Pointless Showing and Good Telling

My students are working on showing and telling. It’s a difficult concept to learn, and I’ve found over the years it’s not that easy to teach.

So as part of an upcoming short story assignment, I’ve started to introduce the concept of “pointless showing” to define the practice of avoiding clear language in the misguided belief that “being obscure instead of direct” is the same thing as “showing instead of telling.”

  • Pointless Showing: “A stream of thick red substance sliding from the jar into the pot… the long strands in the pot, undulating and flowing like hair, like Lucy’s hair, took on the crimson hue, and moments later the silence of the empty apartment was broken by the slurping sounds of eating. Or was it weeping? Not even the absent Lucy would have been able to tell for sure, even if Jack could have choked out the question. He reached for the cheese grater, held it to his chest, and ground, ground, ground his love into Lucy’s favorite dish.”

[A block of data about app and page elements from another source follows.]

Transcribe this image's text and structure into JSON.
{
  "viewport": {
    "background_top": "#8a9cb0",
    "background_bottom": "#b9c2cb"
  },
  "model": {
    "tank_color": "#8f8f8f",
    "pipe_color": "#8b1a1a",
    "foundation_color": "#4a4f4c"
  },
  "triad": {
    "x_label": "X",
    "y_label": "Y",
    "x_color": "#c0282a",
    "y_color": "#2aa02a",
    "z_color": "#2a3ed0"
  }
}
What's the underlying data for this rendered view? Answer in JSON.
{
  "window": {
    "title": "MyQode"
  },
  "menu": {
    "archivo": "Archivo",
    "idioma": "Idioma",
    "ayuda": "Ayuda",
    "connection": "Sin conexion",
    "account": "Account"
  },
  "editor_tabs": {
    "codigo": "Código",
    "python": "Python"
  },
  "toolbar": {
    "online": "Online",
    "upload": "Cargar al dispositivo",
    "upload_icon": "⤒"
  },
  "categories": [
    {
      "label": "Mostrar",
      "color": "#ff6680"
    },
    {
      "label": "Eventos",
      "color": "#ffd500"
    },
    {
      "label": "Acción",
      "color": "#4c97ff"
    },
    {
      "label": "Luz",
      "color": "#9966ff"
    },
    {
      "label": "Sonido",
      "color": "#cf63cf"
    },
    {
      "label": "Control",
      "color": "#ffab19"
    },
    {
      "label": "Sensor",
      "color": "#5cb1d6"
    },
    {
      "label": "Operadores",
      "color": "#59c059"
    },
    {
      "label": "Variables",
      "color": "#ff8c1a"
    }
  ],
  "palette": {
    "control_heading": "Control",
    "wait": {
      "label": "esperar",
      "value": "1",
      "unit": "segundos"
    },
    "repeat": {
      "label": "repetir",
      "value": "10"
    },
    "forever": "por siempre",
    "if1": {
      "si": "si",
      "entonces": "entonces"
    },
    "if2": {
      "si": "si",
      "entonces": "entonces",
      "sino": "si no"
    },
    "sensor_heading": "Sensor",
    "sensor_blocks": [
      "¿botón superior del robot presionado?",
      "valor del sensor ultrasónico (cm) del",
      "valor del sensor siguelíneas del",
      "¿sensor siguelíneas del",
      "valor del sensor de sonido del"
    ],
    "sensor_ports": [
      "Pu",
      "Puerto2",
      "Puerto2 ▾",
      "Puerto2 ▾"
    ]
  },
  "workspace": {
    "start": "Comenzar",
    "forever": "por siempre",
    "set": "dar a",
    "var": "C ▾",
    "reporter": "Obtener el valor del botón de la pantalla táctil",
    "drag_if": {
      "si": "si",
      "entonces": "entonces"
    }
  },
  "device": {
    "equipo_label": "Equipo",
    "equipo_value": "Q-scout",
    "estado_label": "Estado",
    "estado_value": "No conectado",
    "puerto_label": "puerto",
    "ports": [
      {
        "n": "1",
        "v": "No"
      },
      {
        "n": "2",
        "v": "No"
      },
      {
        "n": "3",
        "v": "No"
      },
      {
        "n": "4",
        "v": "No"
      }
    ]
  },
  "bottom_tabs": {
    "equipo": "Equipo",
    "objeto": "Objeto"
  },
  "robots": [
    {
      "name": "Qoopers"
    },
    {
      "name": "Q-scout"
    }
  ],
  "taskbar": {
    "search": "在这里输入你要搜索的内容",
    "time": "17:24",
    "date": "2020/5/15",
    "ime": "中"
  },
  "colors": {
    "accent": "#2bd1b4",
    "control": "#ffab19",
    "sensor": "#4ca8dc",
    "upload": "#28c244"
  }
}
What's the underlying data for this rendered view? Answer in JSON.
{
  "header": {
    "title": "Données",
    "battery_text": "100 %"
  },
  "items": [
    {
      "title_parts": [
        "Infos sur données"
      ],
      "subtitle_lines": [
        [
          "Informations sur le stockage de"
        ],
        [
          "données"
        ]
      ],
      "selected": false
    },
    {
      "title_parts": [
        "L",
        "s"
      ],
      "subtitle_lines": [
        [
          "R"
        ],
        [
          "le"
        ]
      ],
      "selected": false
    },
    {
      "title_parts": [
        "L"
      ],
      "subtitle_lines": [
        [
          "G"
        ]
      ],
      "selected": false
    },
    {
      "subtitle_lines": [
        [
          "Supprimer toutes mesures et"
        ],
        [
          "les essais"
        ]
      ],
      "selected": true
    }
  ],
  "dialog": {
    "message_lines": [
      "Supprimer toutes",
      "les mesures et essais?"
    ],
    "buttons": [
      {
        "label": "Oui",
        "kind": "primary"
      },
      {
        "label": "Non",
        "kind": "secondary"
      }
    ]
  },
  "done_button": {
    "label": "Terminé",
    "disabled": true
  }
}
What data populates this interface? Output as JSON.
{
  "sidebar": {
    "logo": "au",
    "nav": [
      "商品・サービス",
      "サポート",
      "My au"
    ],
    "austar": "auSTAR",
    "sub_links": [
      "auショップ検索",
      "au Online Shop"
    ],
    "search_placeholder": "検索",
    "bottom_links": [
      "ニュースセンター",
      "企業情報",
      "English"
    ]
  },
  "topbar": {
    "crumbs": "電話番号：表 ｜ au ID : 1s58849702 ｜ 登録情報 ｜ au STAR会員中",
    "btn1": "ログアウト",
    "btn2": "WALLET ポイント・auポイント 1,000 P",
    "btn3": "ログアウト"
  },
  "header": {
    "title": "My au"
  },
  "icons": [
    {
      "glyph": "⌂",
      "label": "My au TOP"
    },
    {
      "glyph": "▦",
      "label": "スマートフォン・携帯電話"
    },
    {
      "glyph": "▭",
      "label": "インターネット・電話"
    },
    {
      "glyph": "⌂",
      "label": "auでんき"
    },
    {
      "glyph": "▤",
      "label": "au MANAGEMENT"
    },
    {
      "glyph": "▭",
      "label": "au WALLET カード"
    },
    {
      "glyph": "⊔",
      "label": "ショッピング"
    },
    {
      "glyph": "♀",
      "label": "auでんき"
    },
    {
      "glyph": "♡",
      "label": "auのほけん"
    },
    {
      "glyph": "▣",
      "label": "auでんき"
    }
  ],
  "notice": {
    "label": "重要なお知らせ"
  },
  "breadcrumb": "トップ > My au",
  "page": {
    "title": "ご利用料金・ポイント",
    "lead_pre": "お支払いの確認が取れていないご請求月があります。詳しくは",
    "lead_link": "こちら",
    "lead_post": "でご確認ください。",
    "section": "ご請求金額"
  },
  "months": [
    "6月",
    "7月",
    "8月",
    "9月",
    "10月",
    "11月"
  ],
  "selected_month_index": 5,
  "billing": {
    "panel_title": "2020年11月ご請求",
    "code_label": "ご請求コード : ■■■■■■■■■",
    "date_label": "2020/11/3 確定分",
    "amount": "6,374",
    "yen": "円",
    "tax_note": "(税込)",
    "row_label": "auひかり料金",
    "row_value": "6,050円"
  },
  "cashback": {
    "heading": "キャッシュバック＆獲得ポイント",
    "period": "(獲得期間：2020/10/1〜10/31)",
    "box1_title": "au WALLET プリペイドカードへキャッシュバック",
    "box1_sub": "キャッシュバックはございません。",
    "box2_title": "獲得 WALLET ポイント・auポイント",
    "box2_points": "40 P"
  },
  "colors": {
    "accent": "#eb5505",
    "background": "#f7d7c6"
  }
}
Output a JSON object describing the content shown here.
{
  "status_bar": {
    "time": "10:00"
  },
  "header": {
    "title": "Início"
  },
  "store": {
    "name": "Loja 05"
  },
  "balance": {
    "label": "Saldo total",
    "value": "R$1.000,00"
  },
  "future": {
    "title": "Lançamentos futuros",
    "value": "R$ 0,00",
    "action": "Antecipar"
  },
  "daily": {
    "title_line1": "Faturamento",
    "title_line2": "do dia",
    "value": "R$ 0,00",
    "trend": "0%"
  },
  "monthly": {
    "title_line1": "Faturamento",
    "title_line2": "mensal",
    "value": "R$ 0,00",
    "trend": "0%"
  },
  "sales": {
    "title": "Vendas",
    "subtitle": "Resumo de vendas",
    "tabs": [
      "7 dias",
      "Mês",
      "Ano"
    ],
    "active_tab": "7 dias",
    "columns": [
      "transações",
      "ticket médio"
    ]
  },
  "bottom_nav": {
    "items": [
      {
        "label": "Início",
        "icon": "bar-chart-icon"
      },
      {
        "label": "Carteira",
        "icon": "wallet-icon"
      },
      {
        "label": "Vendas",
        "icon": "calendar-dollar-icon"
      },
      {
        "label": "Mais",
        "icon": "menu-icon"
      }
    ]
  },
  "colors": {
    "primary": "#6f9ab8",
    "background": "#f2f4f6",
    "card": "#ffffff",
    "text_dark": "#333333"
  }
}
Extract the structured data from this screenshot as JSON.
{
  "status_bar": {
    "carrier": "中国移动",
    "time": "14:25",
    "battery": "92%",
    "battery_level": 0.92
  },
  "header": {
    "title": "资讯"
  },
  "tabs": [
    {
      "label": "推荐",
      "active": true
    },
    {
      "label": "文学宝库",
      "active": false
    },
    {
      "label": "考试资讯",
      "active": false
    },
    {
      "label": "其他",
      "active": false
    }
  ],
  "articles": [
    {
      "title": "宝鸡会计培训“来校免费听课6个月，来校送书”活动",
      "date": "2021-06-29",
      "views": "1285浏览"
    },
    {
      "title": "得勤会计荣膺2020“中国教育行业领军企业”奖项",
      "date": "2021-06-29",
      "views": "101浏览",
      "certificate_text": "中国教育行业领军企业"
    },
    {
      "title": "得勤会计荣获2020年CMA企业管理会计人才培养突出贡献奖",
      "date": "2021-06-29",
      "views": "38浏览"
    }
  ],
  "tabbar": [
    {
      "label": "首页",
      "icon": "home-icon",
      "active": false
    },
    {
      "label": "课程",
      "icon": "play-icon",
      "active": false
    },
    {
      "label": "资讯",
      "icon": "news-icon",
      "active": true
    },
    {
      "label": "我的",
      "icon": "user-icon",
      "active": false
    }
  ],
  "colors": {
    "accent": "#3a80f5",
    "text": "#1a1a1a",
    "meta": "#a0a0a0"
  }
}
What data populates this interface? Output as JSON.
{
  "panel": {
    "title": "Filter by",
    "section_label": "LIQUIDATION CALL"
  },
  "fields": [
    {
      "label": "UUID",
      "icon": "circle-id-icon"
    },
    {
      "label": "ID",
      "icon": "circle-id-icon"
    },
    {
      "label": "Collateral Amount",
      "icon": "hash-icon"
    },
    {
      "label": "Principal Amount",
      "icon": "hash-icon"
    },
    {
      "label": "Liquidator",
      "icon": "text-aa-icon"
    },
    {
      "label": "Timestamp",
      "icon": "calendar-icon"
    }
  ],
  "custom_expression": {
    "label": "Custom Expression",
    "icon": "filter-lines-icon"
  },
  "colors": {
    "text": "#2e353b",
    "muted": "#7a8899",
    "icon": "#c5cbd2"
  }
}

    [What the hell? Showing isn’t simply about being obscure. It’s about choosing details carefully, in order to lead the reader to figure out, on his or her own, what precisely the details show.]

  • Good Showing:

    “Bill still cooked himself pasta with the sauce he made Lucy’s way. He hoped he might learn to love pasta, but feared Lucy had learned to loathe him.”

    [This scene uses plain language to tell what the character is doing and thinking… but it doesn’t come right out and tell the significance of each action, or announce how Bill feels at any particular moment.  This version

    SHOWS something that is not explicitly stated in the pasta example — that Bill associates Lucy and pasta in his mind, and that the habits he has developed about pasta echo the habits he has developed around Lucy.  There’s no big dusty book that says “Pasta is a symbol of romance,” but if the scene progresses so that the pasta catching fire, or Bill throws it away and cooks something else, or he chokes on the pasta and throws up on the floor, we can figure that’s a hint about Bill’s chances for a relationship with Lucy.]

See also Planning Your Short Story